Data records
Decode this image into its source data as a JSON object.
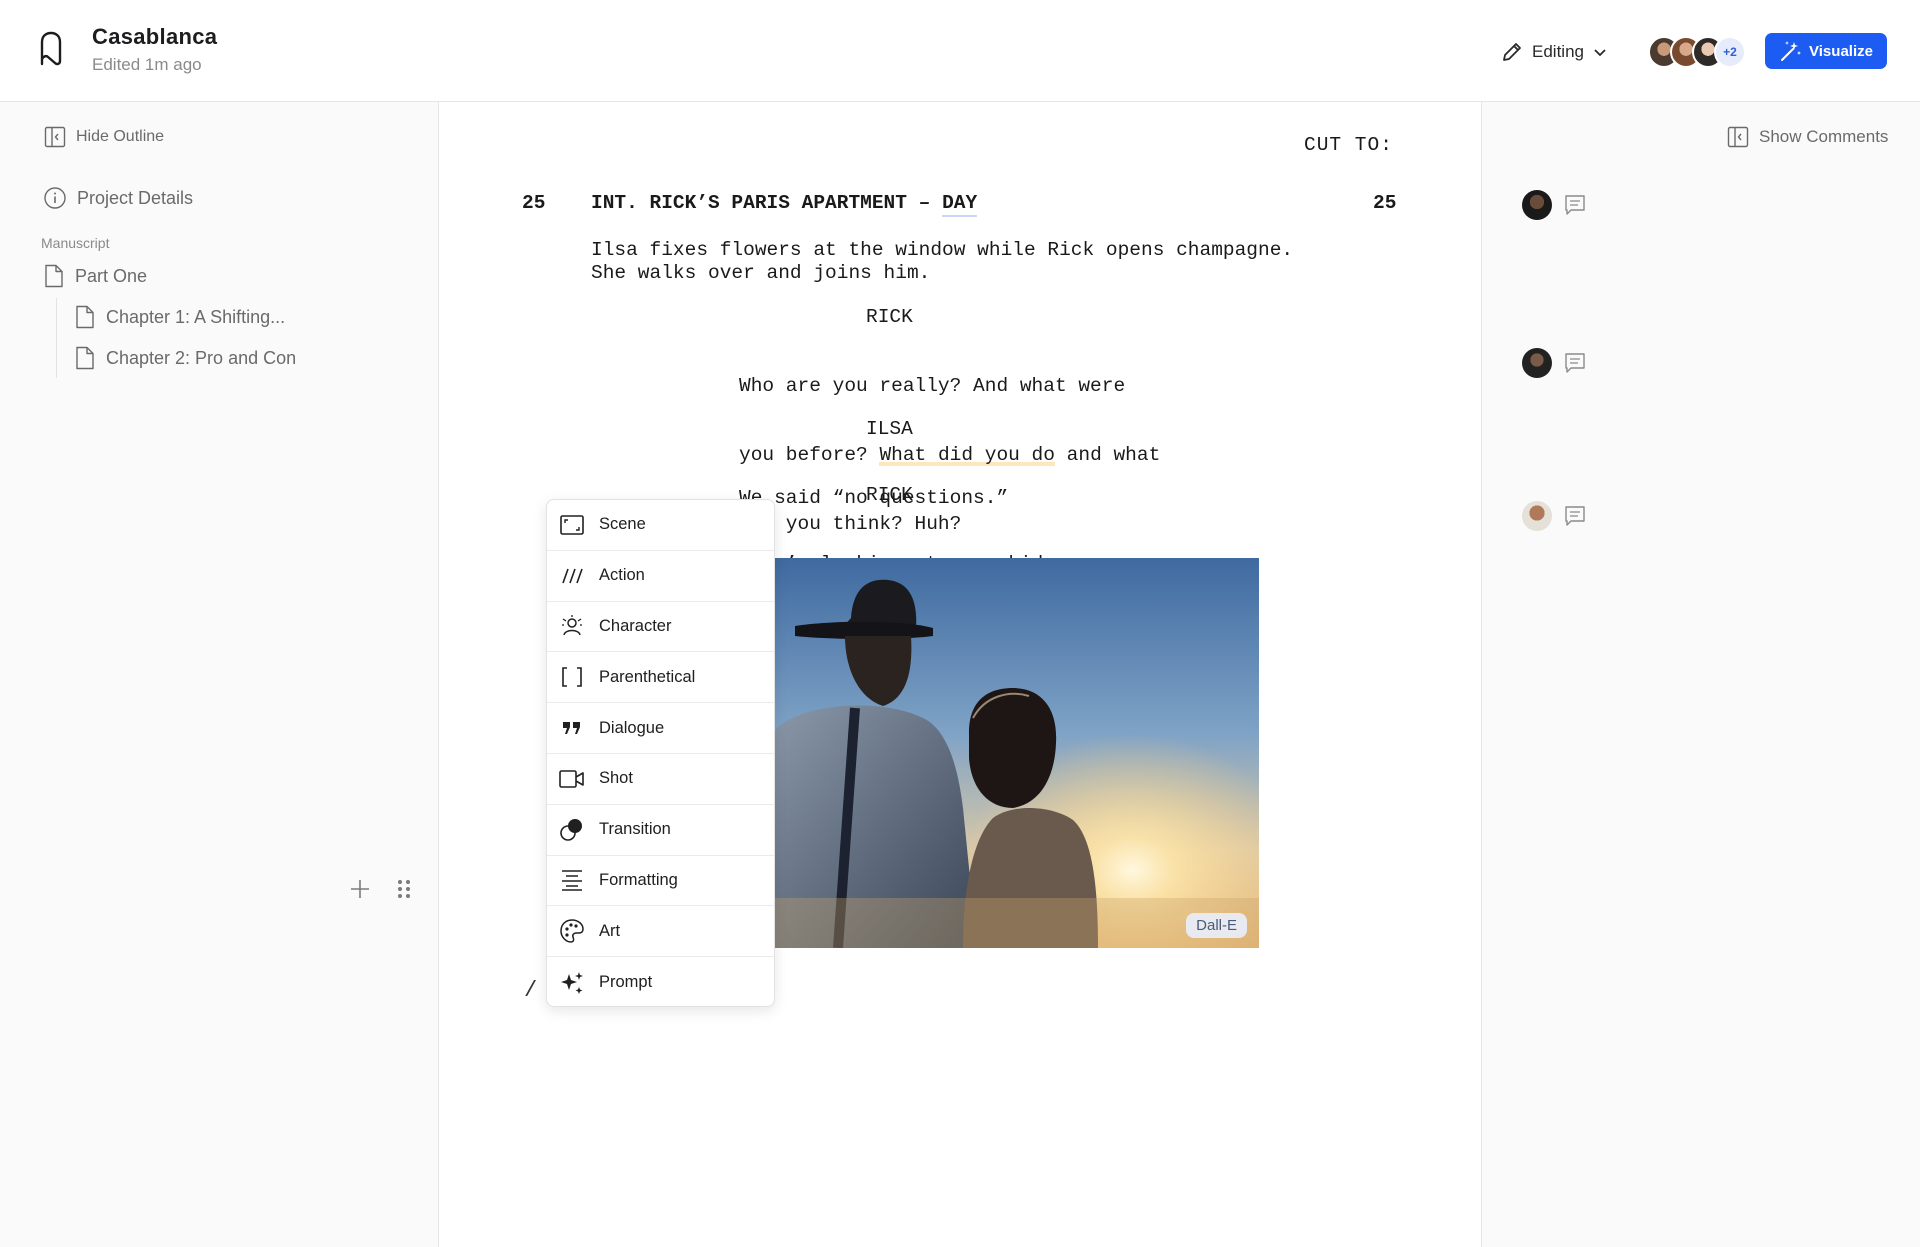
{
  "header": {
    "title": "Casablanca",
    "subtitle": "Edited  1m ago",
    "mode_label": "Editing",
    "collaborators_more": "+2",
    "visualize_label": "Visualize"
  },
  "sidebar": {
    "hide_outline": "Hide Outline",
    "project_details": "Project Details",
    "section_label": "Manuscript",
    "items": [
      {
        "label": "Part One"
      },
      {
        "label": "Chapter 1: A Shifting..."
      },
      {
        "label": "Chapter 2: Pro and Con"
      }
    ]
  },
  "script": {
    "transition": "CUT TO:",
    "scene_number": "25",
    "slug_main": "INT. RICK’S PARIS APARTMENT – ",
    "slug_time": "DAY",
    "action_line1": "Ilsa fixes flowers at the window while Rick opens champagne.",
    "action_line2": "She walks over and joins him.",
    "block1": {
      "character": "RICK",
      "line1": "Who are you really? And what were",
      "line2_a": "you before? ",
      "line2_hl": "What did you do",
      "line2_b": " and what",
      "line3": "did you think? Huh?"
    },
    "block2": {
      "character": "ILSA",
      "line1": "We said “no questions.”"
    },
    "block3": {
      "character": "RICK",
      "line1": "e’s looking at you, kid."
    },
    "slash": "/",
    "image_badge": "Dall-E"
  },
  "slash_menu": {
    "items": [
      {
        "label": "Scene",
        "icon": "scene-icon"
      },
      {
        "label": "Action",
        "icon": "action-icon"
      },
      {
        "label": "Character",
        "icon": "character-icon"
      },
      {
        "label": "Parenthetical",
        "icon": "parenthetical-icon"
      },
      {
        "label": "Dialogue",
        "icon": "dialogue-icon"
      },
      {
        "label": "Shot",
        "icon": "shot-icon"
      },
      {
        "label": "Transition",
        "icon": "transition-icon"
      },
      {
        "label": "Formatting",
        "icon": "formatting-icon"
      },
      {
        "label": "Art",
        "icon": "art-icon"
      },
      {
        "label": "Prompt",
        "icon": "prompt-icon"
      }
    ]
  },
  "comments": {
    "show_comments": "Show Comments"
  },
  "colors": {
    "accent": "#1d5cf2",
    "highlight_yellow": "#fde7bf",
    "highlight_green": "#cfeed8",
    "highlight_blue": "#c9d6f7"
  }
}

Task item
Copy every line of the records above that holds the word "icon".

Completed exercise
        "icon": "scene-icon"
        "icon": "action-icon"
        "icon": "character-icon"
        "icon": "parenthetical-icon"
        "icon": "dialogue-icon"
        "icon": "shot-icon"
        "icon": "transition-icon"
        "icon": "formatting-icon"
        "icon": "art-icon"
        "icon": "prompt-icon"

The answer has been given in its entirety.